A contractor may extend the funding agreement through any assignment, substitution of parties, and subcontract of any type. Thus “contract” in Bayh-Dole must be read to mean “an initial contract between a federal agency and a contractor and all contracts made by the contractor that extend the funding agreement by any assignment, substitution of parties, or subcontract of any type.” All assignments, substitutions, and subcontracts become part of the funding agreement.
The parties to those assignments, substitutions, and subcontracts are parties to the funding agreement, are contractors. See the definition of contractor at 35 USC 201(c):
(c) The term “contractor” means any person, small business firm, or nonprofit organization that is a party to a funding agreement.
A contractor therefore may assign or subcontract directly with potential inventors–persons (here clearly not that fictional corporate “person”) working under federal contract–including independent contractors, volunteers, and even the contractor’s own employees (for instance, ones who work on a federal contract that otherwise is outside the scope of their employment). In Bayh-Dole then “contractor” may be a plural term–the contractor may be the initial contractor (or prime contractor) or may be any party to a funding agreement as the funding agreement is extended by that initial or prime contractor to include other contractors.
and (ii) for all research or development contracts, requiring at least government license and the right to march-in.
Bayh-Dole was amended in 1984 to take into account President Reagan’s Memorandum of 1983, which made adherence to Bayh-Dole’s requirements apply, as a matter of executive branch policy, to all research and development contracts (35 USC 210(c)):
all funding agreements, including those with other than small business firms and nonprofit organizations, shall include the requirements established in section 202(c)(4) and section 203.
Section 202(c)(4) is the non-exclusive license to the government. Section 203 is the march-in provision. To implement either, however, entails the application of much of the rest of Bayh-Dole. 35 USC 202(c)(4) depends on the definition of subject invention, which in turn depends on the definitions of contractor, invention, funding agreement, and made. The section also implies a patent rights clause and the right of a contractor to elect to retain title. It is entirely unclear whether federal agencies in contracting for research or development with other than nonprofits or small businesses have the right to determine exceptional circumstances, under which they can create patent rights clauses that do not require either a government license or march-in rights.
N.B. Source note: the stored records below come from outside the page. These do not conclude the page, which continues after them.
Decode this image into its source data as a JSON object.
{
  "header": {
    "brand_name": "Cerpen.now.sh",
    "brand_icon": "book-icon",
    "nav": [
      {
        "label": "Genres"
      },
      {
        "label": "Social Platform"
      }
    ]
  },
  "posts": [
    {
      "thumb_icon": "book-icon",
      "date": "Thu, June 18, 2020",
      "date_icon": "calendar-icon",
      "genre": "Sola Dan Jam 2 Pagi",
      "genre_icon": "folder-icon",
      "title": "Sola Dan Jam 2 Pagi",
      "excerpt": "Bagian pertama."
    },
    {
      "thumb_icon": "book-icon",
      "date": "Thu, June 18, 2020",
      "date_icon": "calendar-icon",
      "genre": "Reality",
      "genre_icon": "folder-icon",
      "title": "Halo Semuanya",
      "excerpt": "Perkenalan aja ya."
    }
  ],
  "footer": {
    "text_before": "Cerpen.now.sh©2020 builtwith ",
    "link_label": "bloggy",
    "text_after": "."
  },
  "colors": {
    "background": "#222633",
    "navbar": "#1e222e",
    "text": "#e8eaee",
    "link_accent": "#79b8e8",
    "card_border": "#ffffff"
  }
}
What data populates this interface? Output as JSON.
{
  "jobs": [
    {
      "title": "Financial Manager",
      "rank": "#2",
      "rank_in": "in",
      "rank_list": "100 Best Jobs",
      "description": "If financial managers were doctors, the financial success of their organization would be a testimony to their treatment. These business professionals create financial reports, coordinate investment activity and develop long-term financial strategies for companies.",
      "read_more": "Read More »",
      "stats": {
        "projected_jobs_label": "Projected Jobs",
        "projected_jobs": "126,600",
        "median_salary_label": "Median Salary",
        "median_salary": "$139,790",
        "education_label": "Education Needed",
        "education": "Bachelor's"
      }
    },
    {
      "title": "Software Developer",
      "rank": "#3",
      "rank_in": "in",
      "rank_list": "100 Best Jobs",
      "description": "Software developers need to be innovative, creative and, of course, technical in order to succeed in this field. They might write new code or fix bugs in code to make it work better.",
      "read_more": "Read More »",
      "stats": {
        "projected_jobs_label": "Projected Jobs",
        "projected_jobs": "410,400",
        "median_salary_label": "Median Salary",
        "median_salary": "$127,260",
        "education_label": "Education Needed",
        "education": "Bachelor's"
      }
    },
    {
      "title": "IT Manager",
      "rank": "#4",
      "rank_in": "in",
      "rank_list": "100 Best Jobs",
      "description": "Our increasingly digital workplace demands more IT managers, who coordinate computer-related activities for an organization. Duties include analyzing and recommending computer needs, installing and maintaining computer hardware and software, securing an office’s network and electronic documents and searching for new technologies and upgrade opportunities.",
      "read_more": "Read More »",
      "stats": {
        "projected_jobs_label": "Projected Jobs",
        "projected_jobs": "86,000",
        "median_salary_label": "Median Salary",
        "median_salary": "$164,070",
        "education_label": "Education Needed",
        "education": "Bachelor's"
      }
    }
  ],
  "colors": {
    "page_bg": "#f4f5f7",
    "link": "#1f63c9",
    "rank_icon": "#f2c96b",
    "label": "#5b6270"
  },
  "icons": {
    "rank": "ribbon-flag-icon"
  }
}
Reagan’s executive order requires federal agencies to follow something almost like Bayh-Dole unless a specialty statute requires otherwise.
Reagan’s executive order altered the Nixon patent policy, which Bayh-Dole conditionally preempts. But Reagan’s executive order does not alter Bayh-Dole, nor does it preempt the specialty statutes. Reagan’s executive order furthermore does not conform to Bayh-Dole either in its statement of purpose or its directions for implementation. We will explore this in some detail.